Thumb sucking, nail biting shoo allergies
A new study shows that children who suck their thumbs or bite their nails are better protected against allergies.
Because they may cause infections or some minor dental problems like malocclusion (the condition where upper and lower rows of teeth do not align) parents usually try to break their kids off these habits.
But findings of the study show that kids with both these “bad habits” are even less likely to develop allergies against dust mites, grass, cats, dogs or wind-borne fungi. Researchers also refer to a previous study which has shown that mothers’ practice of cleaning pacifiers in their mouths before giving them to infants enhance their resistance to allergies.
In the study conducted by researchers of the Dunedin School of Medicine of the University of Otago, New Zealand and published in Pediatrics, health data were taken on 1037 children born in 1973 and 1973 and monitored with two or three year intervals until the age of 38. When the children were at ages 5, 7, 9 and 11, their parents were questioned about their habits of thumb sucking or nail biting. 31% of the children were found to have developed these behaviors at ages 1 and over.
When the subjects reached the age of 13 they were subjected to “atopic sensitization” by pricking their skins with needles contaminated with various allergens, to find out whether they had developed an intense immune response triggered by the antibody immunoglobulin-E.

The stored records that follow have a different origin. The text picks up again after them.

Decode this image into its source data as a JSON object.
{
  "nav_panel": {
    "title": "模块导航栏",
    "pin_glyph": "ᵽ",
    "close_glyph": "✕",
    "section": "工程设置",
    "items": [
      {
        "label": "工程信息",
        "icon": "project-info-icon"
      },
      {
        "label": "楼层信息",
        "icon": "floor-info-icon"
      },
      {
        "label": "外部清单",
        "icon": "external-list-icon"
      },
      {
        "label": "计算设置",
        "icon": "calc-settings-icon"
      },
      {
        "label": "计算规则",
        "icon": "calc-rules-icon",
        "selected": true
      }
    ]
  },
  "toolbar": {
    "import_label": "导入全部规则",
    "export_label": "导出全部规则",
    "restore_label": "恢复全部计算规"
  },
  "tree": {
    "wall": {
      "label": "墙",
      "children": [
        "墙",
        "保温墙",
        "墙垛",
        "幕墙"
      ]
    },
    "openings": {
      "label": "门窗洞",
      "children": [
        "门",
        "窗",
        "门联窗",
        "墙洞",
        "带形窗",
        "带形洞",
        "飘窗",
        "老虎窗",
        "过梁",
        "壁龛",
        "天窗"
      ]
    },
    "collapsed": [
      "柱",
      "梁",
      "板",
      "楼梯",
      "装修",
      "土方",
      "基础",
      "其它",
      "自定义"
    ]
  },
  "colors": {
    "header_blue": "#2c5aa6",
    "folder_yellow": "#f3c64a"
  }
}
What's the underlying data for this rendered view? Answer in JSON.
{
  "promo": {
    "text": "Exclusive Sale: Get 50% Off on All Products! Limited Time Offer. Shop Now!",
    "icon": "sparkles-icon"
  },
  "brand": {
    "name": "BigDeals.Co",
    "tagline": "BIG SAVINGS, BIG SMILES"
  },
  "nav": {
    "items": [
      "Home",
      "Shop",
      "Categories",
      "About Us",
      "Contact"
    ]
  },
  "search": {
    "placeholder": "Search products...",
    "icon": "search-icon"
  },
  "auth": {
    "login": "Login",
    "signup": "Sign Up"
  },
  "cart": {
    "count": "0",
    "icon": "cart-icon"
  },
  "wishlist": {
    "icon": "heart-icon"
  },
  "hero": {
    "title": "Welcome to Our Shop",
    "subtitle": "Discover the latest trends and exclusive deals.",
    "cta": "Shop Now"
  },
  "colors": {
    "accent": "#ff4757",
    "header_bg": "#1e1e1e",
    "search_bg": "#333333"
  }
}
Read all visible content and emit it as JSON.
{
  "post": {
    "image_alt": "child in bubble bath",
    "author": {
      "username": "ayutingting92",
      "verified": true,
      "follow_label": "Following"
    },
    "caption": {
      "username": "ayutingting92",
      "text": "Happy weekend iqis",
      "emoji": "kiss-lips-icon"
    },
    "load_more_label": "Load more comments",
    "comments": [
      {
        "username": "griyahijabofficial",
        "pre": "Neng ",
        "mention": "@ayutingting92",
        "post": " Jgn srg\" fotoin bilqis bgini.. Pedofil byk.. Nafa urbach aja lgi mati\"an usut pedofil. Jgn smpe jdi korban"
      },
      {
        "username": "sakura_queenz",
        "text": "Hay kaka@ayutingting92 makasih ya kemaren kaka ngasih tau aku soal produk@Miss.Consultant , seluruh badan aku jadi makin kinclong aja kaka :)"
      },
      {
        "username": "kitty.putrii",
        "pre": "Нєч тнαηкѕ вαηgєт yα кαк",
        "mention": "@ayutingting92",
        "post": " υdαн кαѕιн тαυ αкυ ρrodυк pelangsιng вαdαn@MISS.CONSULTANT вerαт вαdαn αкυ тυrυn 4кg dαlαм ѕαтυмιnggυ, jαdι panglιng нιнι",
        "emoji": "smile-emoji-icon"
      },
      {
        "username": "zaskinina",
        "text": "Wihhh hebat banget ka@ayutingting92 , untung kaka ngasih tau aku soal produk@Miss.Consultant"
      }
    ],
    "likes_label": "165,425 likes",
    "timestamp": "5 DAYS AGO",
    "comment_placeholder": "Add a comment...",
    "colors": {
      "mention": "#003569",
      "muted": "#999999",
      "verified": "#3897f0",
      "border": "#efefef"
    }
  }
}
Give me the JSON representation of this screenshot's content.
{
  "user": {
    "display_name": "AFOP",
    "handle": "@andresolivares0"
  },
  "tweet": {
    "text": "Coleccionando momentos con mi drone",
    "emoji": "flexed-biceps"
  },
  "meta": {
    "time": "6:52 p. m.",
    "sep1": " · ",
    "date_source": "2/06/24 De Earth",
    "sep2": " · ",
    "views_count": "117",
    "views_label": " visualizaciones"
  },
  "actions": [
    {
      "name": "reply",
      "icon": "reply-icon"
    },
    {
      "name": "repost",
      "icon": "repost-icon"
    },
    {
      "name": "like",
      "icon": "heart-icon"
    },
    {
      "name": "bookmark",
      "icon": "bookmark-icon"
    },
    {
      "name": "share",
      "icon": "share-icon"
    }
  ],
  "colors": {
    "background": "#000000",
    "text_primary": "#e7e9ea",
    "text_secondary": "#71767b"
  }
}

Of the 728 children tested, 328 (45%) were found to have developed the condition. The incidence of atopic sensitization was found to be lower (%38) among children with one or the other of thumb sucking or nail biting habits, and higher among those who had neither habit (49%). Children with both habits, meanwhile, were found to have the lowest level of allergic sensitivity (31%).
However, researchers could not establish any association between these two habits and asthma and hay fever.
- 1. “Thumb-Sucking, Nail-Biting, and Atopic Sensitization, Asthma, and Hay Fever”, Pediatrics, July 2016